Search the listing below for the string "icon" and copy every line where it occurs.

** Opening INPUT DATA block **

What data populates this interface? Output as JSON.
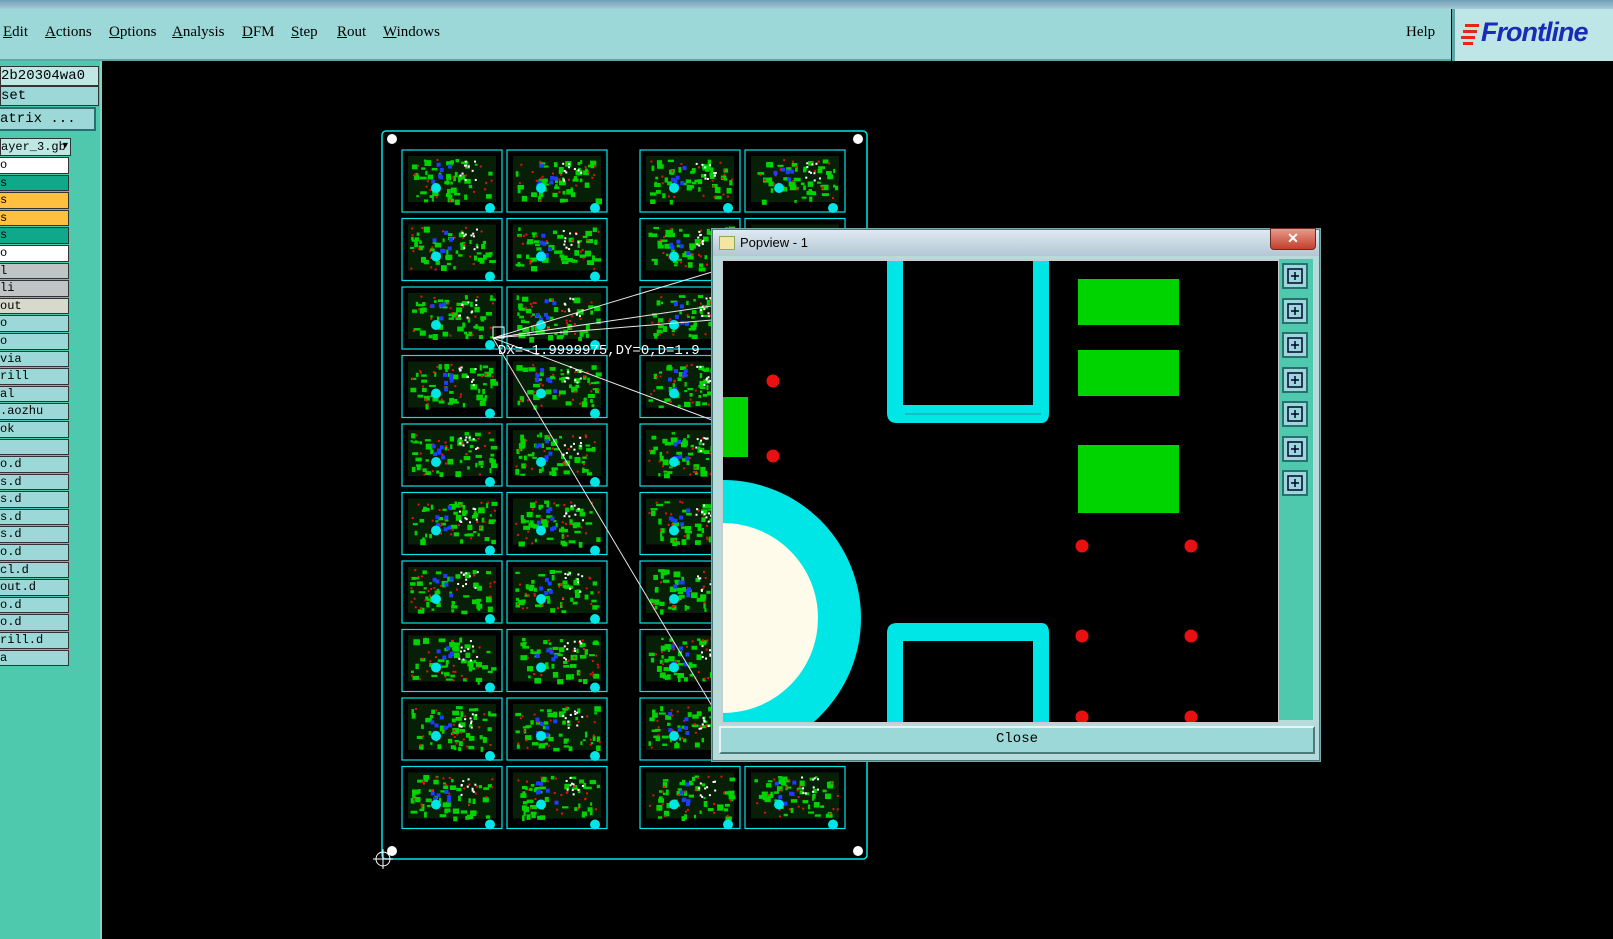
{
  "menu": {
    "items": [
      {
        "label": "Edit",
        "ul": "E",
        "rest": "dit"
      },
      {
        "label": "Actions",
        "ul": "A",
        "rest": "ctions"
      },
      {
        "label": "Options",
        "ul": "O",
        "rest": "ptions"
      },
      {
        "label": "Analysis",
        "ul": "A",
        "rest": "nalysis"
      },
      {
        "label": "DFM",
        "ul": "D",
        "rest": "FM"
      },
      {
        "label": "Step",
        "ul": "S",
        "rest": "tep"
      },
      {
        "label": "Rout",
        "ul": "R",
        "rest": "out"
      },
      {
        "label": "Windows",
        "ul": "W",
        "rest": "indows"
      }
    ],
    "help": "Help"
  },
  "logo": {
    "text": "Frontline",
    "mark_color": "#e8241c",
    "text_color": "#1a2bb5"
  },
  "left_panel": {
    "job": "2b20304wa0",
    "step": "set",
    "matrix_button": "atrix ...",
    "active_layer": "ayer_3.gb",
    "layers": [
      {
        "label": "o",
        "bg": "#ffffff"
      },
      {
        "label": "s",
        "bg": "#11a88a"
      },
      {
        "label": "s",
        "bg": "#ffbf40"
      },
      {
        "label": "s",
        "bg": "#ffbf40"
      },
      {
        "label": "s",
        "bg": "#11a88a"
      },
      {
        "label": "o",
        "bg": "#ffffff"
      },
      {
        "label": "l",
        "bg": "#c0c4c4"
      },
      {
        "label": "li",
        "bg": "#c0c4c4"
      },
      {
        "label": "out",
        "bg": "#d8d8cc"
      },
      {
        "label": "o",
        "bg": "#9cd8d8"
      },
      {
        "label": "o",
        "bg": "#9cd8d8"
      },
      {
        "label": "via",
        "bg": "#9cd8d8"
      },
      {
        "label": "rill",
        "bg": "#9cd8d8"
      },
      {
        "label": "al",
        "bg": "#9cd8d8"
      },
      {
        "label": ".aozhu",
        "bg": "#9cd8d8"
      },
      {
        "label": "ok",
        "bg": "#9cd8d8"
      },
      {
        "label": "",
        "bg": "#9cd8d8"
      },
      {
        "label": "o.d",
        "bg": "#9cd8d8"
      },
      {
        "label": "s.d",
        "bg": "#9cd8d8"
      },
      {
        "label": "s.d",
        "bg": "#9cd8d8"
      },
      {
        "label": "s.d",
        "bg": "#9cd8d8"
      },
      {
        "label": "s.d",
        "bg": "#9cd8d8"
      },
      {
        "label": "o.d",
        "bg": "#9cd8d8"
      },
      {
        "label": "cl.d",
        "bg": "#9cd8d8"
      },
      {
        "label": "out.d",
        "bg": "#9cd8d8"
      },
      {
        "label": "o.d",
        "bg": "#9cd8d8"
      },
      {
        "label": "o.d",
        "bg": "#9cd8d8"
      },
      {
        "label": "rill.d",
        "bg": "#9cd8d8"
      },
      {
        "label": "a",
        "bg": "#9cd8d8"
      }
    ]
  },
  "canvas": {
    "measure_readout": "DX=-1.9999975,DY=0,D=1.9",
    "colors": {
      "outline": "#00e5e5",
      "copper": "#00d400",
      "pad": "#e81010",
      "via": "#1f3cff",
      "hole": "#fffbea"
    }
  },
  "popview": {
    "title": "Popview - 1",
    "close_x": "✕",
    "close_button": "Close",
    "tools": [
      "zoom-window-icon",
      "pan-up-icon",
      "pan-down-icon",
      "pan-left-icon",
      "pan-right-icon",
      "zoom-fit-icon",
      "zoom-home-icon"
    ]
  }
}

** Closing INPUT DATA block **
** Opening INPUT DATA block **

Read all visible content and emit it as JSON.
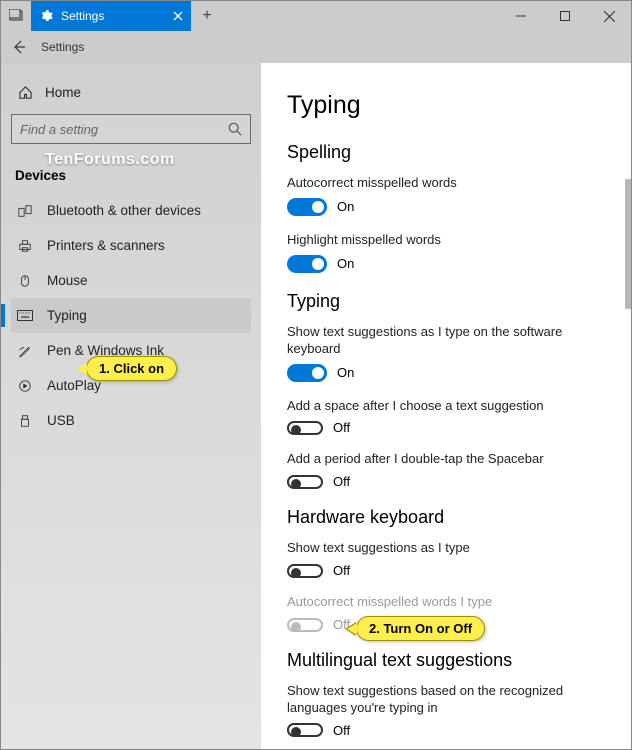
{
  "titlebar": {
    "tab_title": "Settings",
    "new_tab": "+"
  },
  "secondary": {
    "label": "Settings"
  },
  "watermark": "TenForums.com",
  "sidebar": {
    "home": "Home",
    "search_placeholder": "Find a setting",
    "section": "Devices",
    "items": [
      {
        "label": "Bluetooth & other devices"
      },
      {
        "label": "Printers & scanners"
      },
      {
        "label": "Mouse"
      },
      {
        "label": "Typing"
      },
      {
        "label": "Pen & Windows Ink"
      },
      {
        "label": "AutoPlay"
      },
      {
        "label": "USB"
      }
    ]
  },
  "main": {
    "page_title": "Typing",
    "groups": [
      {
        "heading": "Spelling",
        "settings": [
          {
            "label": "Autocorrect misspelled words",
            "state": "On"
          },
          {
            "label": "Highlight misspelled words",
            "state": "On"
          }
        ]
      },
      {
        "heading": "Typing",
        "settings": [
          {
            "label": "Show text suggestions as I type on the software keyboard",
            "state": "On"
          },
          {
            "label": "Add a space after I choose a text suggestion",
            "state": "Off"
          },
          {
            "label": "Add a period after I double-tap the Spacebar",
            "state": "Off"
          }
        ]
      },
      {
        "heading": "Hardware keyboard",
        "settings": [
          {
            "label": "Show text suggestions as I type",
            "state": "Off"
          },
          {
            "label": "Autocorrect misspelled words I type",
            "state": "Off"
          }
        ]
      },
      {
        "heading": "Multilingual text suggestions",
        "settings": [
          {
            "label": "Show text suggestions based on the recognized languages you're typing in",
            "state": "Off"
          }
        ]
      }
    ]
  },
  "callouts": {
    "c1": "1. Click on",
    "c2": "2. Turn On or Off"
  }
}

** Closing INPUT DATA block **

ANSWER SECTION
      "zoom-window-icon",
      "pan-up-icon",
      "pan-down-icon",
      "pan-left-icon",
      "pan-right-icon",
      "zoom-fit-icon",
      "zoom-home-icon"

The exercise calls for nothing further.